By Neil Chue Hong.
One of the biggest challenges for researchers is understanding which software they should choose to reuse or modify for their own work. The diversity and variety of software used in a research environment means that personal recommendations and demonstrations at conferences are often the only way to get a sense of the reusability of the software.
Software reusability is important not just for correctness: it enables improved efficiency and productivity, ability to link related outputs, and a more sustainable research software ecosystem. What is required is a simple way of understanding and assessing the reusability and maintainability of a piece of research software.
The topic of software reuse has been considered from a software engineering perspective for many decades. From the first cost model for software reuse developed at CMU's Software Engineering Institute by Holibaugh et al in 1989, there have been successive iterations of research (Koltan and Hudson's Reuse Maturity Model, the reuse model for DARPAs STARS program, the CMMI, the SSMM, QSOS) into improving the reusability of software code and developing maturity models to describe the code.
Reusability can be applied at many layers: software, platforms, libraries, components, APIs, code, formats, models. Most models concentrate on defining a process for assessing the reusability of the code itself. One of the best known examples is the NASA Reuse Readiness Levels. This allows others to easily assess the reuse potential (from limited reusability to having demonstrated extensive reusability) across a number of topics (including documentation, packaging, licensing and portability). This gives a comprehensive and comparative framework for assessing the reusability of scientific codes.
However this is not a small undertaking, and it is still aimed at the software developer. What many researchers would like is something that provides an answer to C. Titus Brown's idea of the Ladder of Academic Software Reusability + Sustainability, perhaps along the lines of the easy to understand Five Stars of Linked Data or Five Stars of Online Journals.

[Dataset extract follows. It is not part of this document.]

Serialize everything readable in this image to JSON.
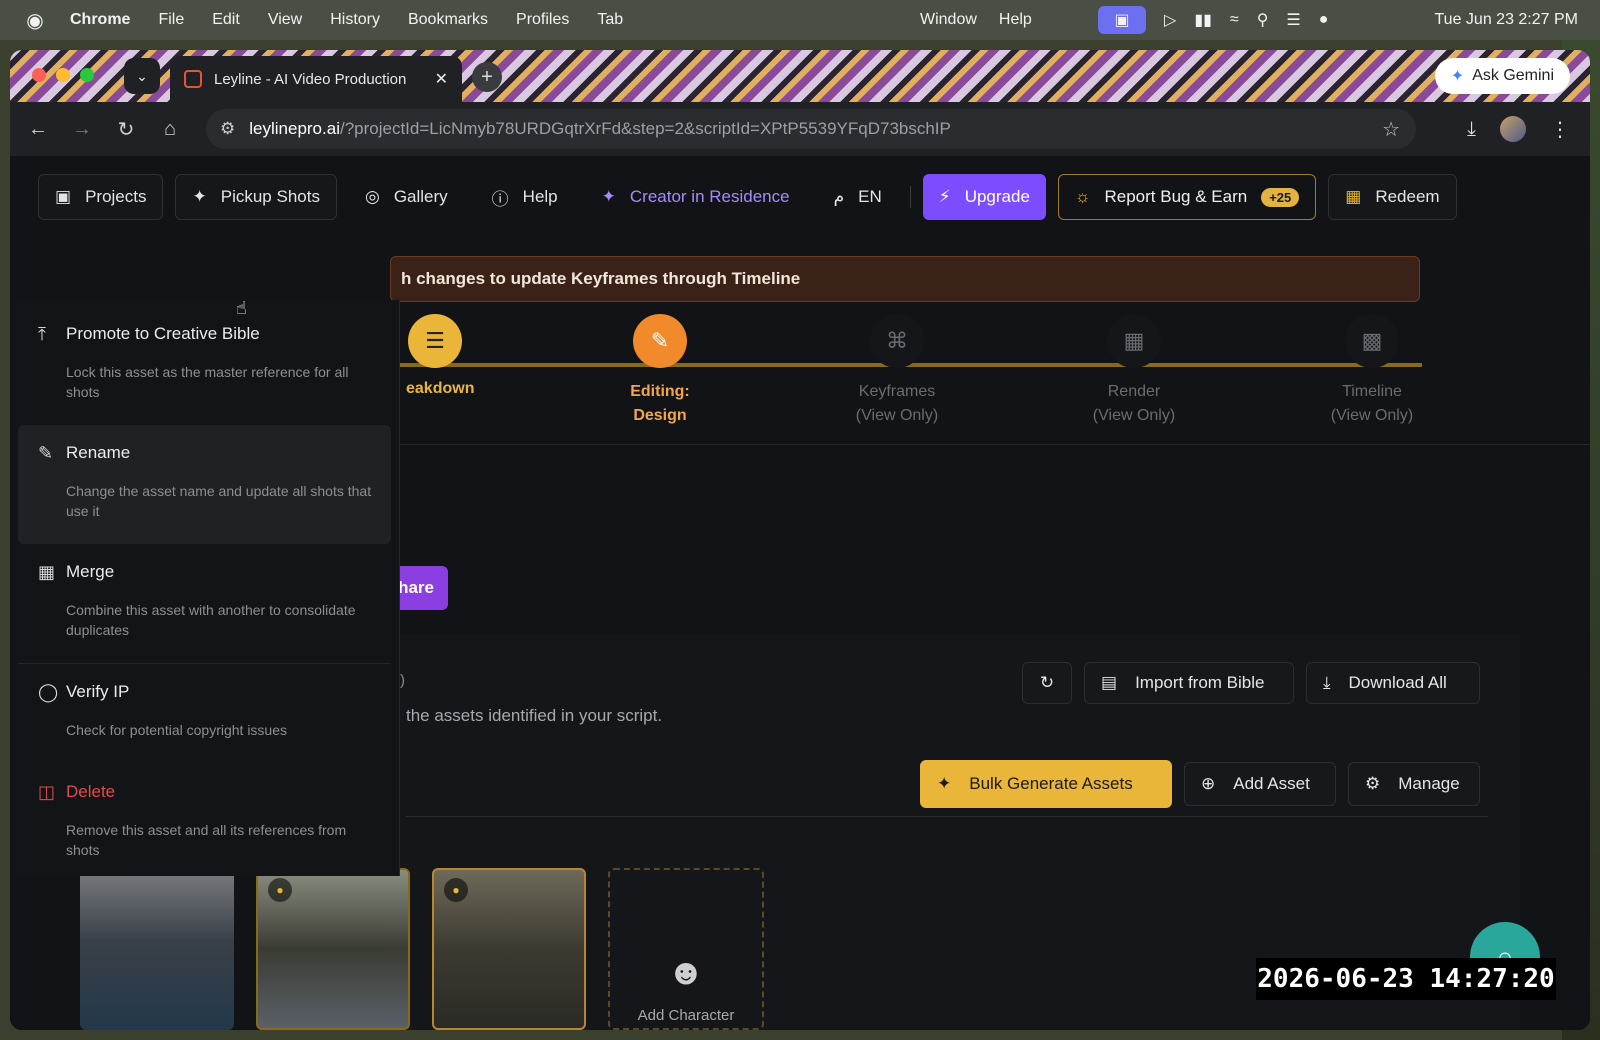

Five Stars of Research Software
After consultation with various researchers, I have defined a draft Five Stars of Research Software. These are intended to allow a quick assessment of key aspects as they apply to the researcher.

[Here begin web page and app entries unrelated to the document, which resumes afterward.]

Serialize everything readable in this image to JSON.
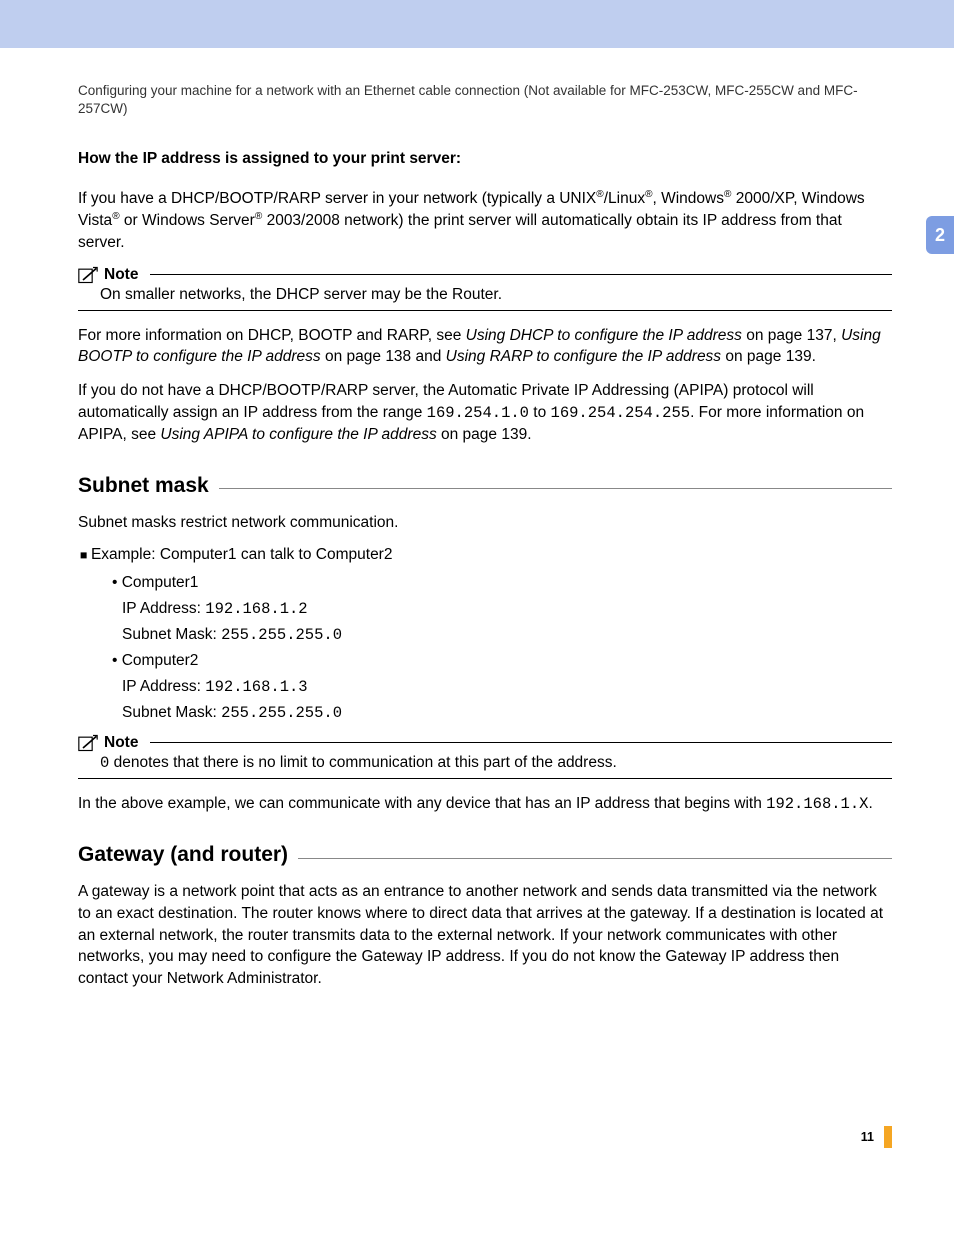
{
  "header": "Configuring your machine for a network with an Ethernet cable connection (Not available for MFC-253CW, MFC-255CW and MFC-257CW)",
  "sideTab": "2",
  "pageNumber": "11",
  "s1": {
    "lead": "How the IP address is assigned to your print server:",
    "p1a": "If you have a DHCP/BOOTP/RARP server in your network (typically a UNIX",
    "p1b": "/Linux",
    "p1c": ", Windows",
    "p1d": " 2000/XP, Windows Vista",
    "p1e": " or Windows Server",
    "p1f": " 2003/2008 network) the print server will automatically obtain its IP address from that server.",
    "noteLabel": "Note",
    "note1": "On smaller networks, the DHCP server may be the Router.",
    "p2a": "For more information on DHCP, BOOTP and RARP, see ",
    "p2b": "Using DHCP to configure the IP address",
    "p2c": " on page 137, ",
    "p2d": "Using BOOTP to configure the IP address",
    "p2e": " on page 138 and ",
    "p2f": "Using RARP to configure the IP address",
    "p2g": " on page 139.",
    "p3a": "If you do not have a DHCP/BOOTP/RARP server, the Automatic Private IP Addressing (APIPA) protocol will automatically assign an IP address from the range ",
    "p3b": "169.254.1.0",
    "p3c": " to ",
    "p3d": "169.254.254.255",
    "p3e": ". For more information on APIPA, see ",
    "p3f": "Using APIPA to configure the IP address",
    "p3g": " on page 139."
  },
  "s2": {
    "title": "Subnet mask",
    "p1": "Subnet masks restrict network communication.",
    "example": "Example: Computer1 can talk to Computer2",
    "c1name": "Computer1",
    "c1ipLabel": "IP Address: ",
    "c1ip": "192.168.1.2",
    "c1maskLabel": "Subnet Mask: ",
    "c1mask": "255.255.255.0",
    "c2name": "Computer2",
    "c2ipLabel": "IP Address: ",
    "c2ip": "192.168.1.3",
    "c2maskLabel": "Subnet Mask: ",
    "c2mask": "255.255.255.0",
    "noteLabel": "Note",
    "note2a": "0",
    "note2b": " denotes that there is no limit to communication at this part of the address.",
    "p4a": "In the above example, we can communicate with any device that has an IP address that begins with ",
    "p4b": "192.168.1.X",
    "p4c": "."
  },
  "s3": {
    "title": "Gateway (and router)",
    "p1": "A gateway is a network point that acts as an entrance to another network and sends data transmitted via the network to an exact destination. The router knows where to direct data that arrives at the gateway. If a destination is located at an external network, the router transmits data to the external network. If your network communicates with other networks, you may need to configure the Gateway IP address. If you do not know the Gateway IP address then contact your Network Administrator."
  }
}
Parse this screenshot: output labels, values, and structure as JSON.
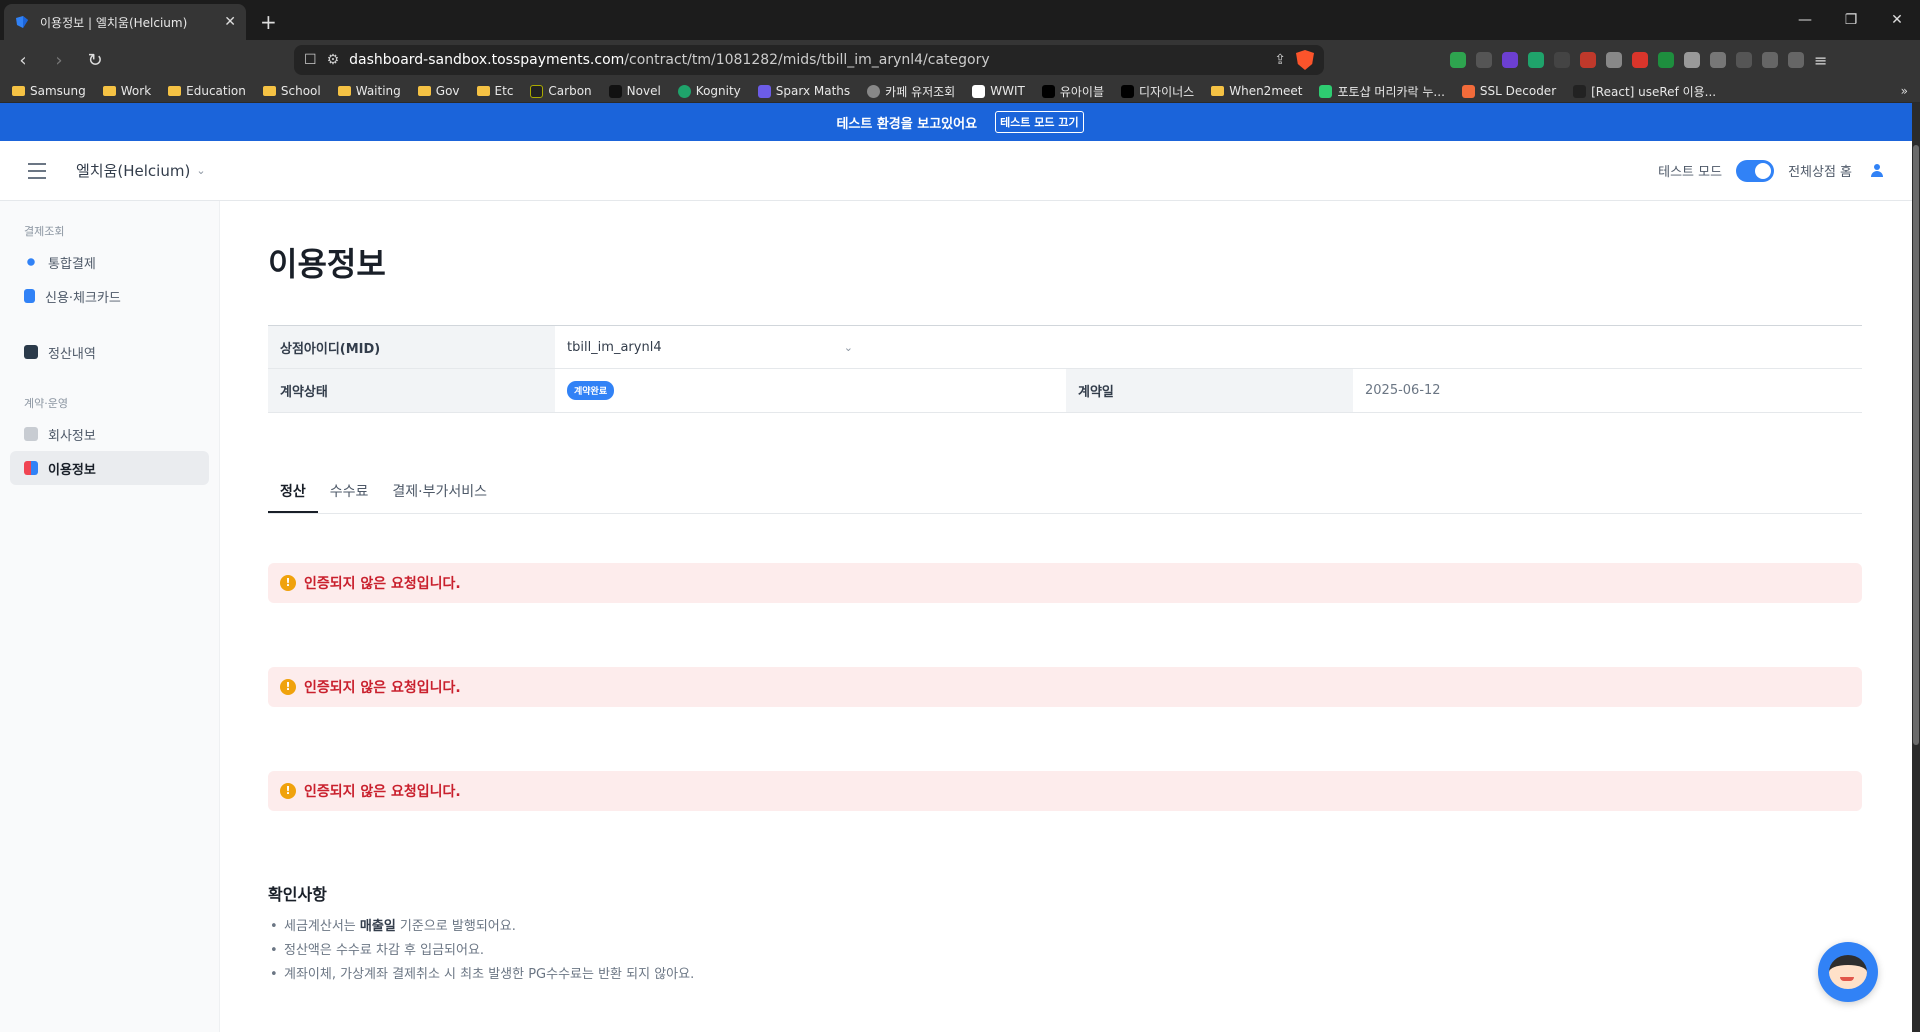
{
  "browser": {
    "tab_title": "이용정보 | 엘치움(Helcium)",
    "url_host": "dashboard-sandbox.tosspayments.com",
    "url_path": "/contract/tm/1081282/mids/tbill_im_arynl4/category",
    "bookmarks": [
      "Samsung",
      "Work",
      "Education",
      "School",
      "Waiting",
      "Gov",
      "Etc",
      "Carbon",
      "Novel",
      "Kognity",
      "Sparx Maths",
      "카페 유저조회",
      "WWIT",
      "유아이블",
      "디자이너스",
      "When2meet",
      "포토샵 머리카락 누...",
      "SSL Decoder",
      "[React] useRef 이용..."
    ]
  },
  "testbar": {
    "message": "테스트 환경을 보고있어요",
    "button": "테스트 모드 끄기"
  },
  "header": {
    "shop_name": "엘치움(Helcium)",
    "test_mode_label": "테스트 모드",
    "store_home_label": "전체상점 홈"
  },
  "sidebar": {
    "group1": "결제조회",
    "item_integrated": "통합결제",
    "item_card": "신용·체크카드",
    "item_settlement": "정산내역",
    "group2": "계약·운영",
    "item_company": "회사정보",
    "item_usage": "이용정보"
  },
  "main": {
    "title": "이용정보",
    "mid_label": "상점아이디(MID)",
    "mid_value": "tbill_im_arynl4",
    "status_label": "계약상태",
    "status_badge": "계약완료",
    "date_label": "계약일",
    "date_value": "2025-06-12",
    "tabs": [
      "정산",
      "수수료",
      "결제·부가서비스"
    ],
    "alerts": [
      "인증되지 않은 요청입니다.",
      "인증되지 않은 요청입니다.",
      "인증되지 않은 요청입니다."
    ],
    "notice_title": "확인사항",
    "notice1_pre": "세금계산서는 ",
    "notice1_bold": "매출일",
    "notice1_post": " 기준으로 발행되어요.",
    "notice2": "정산액은 수수료 차감 후 입금되어요.",
    "notice3": "계좌이체, 가상계좌 결제취소 시 최초 발생한 PG수수료는 반환 되지 않아요."
  }
}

- Community: There is a community infrastructure with a common investment (required for sustainability)
- Open: Software has permissive license (required for modification)

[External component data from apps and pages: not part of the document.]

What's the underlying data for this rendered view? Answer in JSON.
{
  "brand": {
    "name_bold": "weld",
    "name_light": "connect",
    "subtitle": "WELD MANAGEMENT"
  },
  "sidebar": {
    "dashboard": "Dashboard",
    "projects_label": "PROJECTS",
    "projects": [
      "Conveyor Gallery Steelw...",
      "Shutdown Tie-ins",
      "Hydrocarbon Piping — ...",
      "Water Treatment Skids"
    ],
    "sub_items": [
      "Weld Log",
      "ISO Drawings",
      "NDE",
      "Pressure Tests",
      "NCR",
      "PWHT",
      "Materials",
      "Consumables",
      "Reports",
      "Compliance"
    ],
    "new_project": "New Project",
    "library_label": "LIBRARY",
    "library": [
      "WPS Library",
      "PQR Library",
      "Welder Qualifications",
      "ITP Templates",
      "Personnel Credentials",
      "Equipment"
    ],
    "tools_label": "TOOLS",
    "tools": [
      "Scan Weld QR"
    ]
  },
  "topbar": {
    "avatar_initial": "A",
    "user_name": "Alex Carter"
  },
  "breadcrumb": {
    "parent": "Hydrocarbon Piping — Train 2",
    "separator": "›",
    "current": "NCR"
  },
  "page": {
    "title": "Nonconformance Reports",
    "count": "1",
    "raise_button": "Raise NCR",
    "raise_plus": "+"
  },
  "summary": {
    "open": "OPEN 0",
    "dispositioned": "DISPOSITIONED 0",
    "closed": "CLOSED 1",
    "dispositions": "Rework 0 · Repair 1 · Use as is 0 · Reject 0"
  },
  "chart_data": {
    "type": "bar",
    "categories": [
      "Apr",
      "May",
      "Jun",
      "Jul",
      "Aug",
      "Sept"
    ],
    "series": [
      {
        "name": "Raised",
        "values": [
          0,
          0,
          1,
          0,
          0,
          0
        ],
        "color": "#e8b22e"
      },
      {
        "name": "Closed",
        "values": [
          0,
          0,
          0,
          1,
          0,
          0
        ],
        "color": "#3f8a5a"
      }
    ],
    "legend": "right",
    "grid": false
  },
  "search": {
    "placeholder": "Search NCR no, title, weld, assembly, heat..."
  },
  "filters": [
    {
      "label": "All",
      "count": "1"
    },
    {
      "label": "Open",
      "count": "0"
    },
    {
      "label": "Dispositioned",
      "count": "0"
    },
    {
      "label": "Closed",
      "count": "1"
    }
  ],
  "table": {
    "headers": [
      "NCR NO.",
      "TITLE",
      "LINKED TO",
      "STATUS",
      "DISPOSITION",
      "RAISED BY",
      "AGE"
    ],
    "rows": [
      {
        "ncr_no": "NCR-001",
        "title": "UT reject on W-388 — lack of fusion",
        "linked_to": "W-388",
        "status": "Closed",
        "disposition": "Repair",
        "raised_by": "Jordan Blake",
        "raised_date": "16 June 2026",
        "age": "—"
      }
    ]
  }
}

- Defined: Accurate metadata defines the software and its functionality, dependencies and constraints (required for preservation)
- Extensible: The software is usable, modifiable for different data, pipelines, purposes (required for reproducibility)
- Runnable: The software is available and provides the information to operate it (required for publication)
We will be working next to refine these, and create a simple framework for assessing each objectively, before applying it to some historical case studies. We're very interested in input from others. Do you think this categorisation is useful? Is anything missing? Please comment below or email email@example.com
Many thanks to Caitlin Bentley, Adam Crymble, Barry Rowlingson, Robin Wilson, and Mark Woodbridge for the discussions that have helped shape this blog post, and to Kevin Ashley, Martin Fenner, Ross Gardler, David Shotton, Kenji Takeda, and people at the EPSRC Software Strategy Town Meeting who inspired the original idea behind the Five Stars of Research Software.